The US Postal Service's Business Model Is Outdated. Is It Time To Wind It Down Or Privatize It?
from the please-mail-me-a-buggy-whip dept
Just recently, we discussed whether or not ceasing Saturday delivery was a good idea for the USPS. John Potter, the US Postmaster General, recently said that the postal service’s business model is as outdated as the newspaper industry’s. Potter said:
“Twenty years ago we would laugh at the notion that a newspaper would ever embrace the idea that maybe the channel of the future is electronic and that you may have to change your business model,”
Sure, similarities between the industries definitely exist. Craigslist is a much cheaper and more efficient marketplace for local goods than the classifieds section in the newspaper ever was, and email is a much cheaper and more efficient means of communication than snail mail. That said, whereas for the newspaper industry, delivering a daily, physical newspaper to households may actually be an endangered business, the business itself of delivering physical items to households is still very much in demand. After all, with so much shopping happening online nowadays, someone still has to deliver the goods (until replicators, a la Star Trek, are perfected). In fact, for over a decade now, we’ve been talking about this opportunity to optimize the “last mile,” and as of yet, nobody has really even come close to solving this problem.

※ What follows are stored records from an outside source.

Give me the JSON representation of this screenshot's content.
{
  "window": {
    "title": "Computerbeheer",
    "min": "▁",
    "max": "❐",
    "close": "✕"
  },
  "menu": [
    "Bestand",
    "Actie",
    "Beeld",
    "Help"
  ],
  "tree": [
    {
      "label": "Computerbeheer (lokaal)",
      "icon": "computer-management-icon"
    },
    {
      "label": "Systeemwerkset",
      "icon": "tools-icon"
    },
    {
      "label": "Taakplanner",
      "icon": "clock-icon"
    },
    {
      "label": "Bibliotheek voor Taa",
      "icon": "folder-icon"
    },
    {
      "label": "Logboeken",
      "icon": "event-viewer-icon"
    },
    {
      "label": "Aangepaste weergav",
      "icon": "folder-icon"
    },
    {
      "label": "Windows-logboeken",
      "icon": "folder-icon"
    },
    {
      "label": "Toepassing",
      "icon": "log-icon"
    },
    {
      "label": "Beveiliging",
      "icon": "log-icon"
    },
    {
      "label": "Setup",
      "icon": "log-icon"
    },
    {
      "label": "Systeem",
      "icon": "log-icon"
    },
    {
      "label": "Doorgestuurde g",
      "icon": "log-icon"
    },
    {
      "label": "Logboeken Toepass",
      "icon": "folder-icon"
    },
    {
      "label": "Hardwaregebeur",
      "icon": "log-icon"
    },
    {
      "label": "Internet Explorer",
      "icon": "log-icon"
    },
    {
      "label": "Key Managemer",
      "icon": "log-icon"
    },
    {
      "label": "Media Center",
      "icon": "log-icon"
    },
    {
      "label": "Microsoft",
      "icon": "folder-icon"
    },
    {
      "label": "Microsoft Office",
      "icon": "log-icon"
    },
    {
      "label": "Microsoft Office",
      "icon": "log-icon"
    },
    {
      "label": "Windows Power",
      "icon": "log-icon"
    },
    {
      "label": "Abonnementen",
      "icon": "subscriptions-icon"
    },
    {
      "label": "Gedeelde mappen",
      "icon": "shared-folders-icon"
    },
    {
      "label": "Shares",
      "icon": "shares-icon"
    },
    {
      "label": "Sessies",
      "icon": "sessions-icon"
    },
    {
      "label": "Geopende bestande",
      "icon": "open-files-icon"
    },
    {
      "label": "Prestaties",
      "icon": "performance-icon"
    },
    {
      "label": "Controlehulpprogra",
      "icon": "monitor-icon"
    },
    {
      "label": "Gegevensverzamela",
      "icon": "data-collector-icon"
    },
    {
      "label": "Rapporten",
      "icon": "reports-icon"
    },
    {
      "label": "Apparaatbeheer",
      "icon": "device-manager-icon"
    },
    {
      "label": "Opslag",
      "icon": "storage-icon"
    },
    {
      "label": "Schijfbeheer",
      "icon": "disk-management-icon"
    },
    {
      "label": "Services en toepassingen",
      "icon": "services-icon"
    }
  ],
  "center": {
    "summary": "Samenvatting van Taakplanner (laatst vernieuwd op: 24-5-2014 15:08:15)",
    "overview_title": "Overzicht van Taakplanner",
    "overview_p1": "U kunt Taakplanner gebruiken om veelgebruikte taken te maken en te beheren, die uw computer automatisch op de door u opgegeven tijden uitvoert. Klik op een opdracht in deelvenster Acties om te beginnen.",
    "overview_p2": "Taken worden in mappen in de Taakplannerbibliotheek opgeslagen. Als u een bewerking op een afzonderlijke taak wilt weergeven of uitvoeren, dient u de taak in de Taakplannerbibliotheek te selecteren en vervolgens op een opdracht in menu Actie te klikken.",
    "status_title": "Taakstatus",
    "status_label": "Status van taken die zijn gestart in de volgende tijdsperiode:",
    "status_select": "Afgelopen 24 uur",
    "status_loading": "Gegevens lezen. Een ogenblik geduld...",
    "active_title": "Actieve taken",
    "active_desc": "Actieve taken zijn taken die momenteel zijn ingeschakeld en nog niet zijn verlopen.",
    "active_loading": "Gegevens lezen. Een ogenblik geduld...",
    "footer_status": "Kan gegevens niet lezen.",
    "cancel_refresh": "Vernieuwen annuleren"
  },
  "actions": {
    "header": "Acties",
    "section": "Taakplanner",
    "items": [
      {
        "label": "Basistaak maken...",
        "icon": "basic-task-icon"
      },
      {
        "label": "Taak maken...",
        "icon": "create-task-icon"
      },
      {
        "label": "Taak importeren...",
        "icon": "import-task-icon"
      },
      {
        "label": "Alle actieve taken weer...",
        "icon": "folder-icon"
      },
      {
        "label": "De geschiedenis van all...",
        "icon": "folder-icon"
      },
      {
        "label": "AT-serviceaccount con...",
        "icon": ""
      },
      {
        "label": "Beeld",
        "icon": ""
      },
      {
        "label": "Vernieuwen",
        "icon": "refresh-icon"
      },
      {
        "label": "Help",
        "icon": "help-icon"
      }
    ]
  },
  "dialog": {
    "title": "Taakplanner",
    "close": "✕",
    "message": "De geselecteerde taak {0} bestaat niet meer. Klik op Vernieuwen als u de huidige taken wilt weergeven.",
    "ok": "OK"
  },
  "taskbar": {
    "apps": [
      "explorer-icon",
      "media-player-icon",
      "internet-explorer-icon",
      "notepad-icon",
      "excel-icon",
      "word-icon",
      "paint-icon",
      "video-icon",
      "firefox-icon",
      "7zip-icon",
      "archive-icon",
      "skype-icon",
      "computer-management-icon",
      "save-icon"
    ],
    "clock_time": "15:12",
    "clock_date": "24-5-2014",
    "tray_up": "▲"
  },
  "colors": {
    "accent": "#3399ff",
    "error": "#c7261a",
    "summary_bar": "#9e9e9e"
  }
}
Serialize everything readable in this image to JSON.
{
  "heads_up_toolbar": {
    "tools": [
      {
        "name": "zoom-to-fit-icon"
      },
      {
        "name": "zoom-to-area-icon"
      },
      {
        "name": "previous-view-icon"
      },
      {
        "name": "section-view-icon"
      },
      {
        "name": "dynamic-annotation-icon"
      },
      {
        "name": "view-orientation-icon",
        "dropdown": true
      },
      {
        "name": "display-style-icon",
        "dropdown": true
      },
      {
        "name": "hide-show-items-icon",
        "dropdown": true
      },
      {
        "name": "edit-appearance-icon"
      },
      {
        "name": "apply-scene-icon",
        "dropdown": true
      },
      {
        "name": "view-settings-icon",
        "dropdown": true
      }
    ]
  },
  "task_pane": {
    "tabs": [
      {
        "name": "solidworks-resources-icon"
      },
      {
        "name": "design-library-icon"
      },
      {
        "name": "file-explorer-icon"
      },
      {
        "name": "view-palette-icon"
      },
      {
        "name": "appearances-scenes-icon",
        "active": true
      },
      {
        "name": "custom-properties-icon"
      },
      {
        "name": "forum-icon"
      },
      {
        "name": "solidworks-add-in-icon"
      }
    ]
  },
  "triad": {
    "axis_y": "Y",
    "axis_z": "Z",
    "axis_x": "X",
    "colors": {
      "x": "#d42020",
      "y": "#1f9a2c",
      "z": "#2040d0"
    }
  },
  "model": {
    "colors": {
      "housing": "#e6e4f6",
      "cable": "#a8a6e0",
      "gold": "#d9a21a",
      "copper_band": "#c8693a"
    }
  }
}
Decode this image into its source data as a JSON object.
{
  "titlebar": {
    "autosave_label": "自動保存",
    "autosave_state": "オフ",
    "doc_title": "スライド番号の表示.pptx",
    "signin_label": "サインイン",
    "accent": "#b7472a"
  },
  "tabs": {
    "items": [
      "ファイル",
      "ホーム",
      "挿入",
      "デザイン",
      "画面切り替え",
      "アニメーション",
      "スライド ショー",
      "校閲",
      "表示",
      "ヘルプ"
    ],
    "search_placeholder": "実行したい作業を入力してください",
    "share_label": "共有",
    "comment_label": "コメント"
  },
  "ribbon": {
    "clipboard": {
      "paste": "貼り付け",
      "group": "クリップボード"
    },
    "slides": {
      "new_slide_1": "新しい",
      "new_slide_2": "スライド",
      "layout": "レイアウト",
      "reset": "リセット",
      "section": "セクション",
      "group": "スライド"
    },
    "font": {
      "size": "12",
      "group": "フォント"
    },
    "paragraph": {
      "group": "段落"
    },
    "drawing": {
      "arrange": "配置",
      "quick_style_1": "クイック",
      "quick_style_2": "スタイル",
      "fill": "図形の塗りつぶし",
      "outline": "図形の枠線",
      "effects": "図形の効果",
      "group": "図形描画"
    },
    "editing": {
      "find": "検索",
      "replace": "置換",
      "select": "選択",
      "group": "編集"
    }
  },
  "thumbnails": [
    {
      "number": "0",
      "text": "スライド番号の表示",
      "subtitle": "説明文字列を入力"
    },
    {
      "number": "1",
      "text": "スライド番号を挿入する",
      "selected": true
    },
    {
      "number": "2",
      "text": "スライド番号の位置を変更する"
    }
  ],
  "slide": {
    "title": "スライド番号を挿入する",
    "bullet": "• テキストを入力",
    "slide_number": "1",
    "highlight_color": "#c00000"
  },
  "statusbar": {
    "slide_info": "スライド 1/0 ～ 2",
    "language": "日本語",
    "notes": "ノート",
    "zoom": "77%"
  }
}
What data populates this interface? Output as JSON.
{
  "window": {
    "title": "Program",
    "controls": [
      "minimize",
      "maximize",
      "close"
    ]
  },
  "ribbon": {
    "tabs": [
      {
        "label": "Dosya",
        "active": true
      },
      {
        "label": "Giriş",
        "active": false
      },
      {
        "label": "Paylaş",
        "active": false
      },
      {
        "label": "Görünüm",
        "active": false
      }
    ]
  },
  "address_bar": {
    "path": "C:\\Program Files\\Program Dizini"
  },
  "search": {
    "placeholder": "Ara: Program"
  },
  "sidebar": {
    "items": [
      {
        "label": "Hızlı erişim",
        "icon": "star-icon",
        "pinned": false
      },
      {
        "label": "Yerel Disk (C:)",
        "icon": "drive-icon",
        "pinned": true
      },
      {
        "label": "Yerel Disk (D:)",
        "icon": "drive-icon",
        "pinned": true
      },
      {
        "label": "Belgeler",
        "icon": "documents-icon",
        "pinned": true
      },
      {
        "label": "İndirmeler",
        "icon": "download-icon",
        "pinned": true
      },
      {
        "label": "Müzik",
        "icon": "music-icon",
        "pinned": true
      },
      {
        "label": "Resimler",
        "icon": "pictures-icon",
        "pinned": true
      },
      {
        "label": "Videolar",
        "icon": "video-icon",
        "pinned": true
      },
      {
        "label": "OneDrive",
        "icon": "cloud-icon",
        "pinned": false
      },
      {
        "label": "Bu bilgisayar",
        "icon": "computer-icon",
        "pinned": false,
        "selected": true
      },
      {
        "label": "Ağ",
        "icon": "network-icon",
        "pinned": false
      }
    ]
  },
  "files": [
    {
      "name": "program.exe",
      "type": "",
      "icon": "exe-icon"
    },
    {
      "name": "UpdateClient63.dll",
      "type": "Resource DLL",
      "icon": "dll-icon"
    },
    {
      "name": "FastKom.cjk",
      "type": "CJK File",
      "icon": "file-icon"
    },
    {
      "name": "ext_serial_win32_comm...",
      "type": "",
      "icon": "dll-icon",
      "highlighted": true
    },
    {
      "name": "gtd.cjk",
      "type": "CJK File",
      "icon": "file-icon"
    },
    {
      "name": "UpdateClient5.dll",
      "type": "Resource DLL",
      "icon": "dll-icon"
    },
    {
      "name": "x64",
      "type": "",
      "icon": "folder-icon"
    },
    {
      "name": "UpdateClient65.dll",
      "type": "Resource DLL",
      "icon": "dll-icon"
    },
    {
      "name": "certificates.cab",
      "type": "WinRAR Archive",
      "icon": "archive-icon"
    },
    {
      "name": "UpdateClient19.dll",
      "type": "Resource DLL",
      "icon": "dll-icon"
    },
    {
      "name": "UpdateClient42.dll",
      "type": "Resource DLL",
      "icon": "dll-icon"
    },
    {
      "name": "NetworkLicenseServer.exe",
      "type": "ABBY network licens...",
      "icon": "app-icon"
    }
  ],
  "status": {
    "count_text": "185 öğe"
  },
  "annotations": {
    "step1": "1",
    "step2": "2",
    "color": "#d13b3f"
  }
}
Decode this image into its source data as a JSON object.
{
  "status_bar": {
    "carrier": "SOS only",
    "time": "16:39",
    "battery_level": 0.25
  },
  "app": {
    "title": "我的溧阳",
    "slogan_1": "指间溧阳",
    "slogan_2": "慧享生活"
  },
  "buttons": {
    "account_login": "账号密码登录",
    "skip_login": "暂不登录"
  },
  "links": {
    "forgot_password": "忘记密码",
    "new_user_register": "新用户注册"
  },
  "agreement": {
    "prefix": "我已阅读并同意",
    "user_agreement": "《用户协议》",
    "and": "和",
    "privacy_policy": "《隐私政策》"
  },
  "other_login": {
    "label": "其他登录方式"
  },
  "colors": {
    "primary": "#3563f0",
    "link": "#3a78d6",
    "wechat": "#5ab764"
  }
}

That said, the USPS is a government institution, and even though it does not take any tax funding to run, an attempt to attack this opportunity may best be mounted by the private sector (like UPS and FedEx), especially when you consider the USPS’s projected $238 billion shortfall for the upcoming decade. So, since it’s not a private business, the best solution for the USPS may be to simply accept its diminishing role in the daily lives of Americans, and focus on continuing to run as efficiently as possible for as long as it remains useful. That said, the other solution may be to remove the government-mandated monopoly and privatize the USPS, and then let that private entity decide whether or not to invest in the business. Either way, it seems silly to ask taxpayers to invest anything further in the USPS since so many alternatives exist already. We should definitely all be appreciative of the part that the Postal Service has played in the foundation of our country, but what else can be done?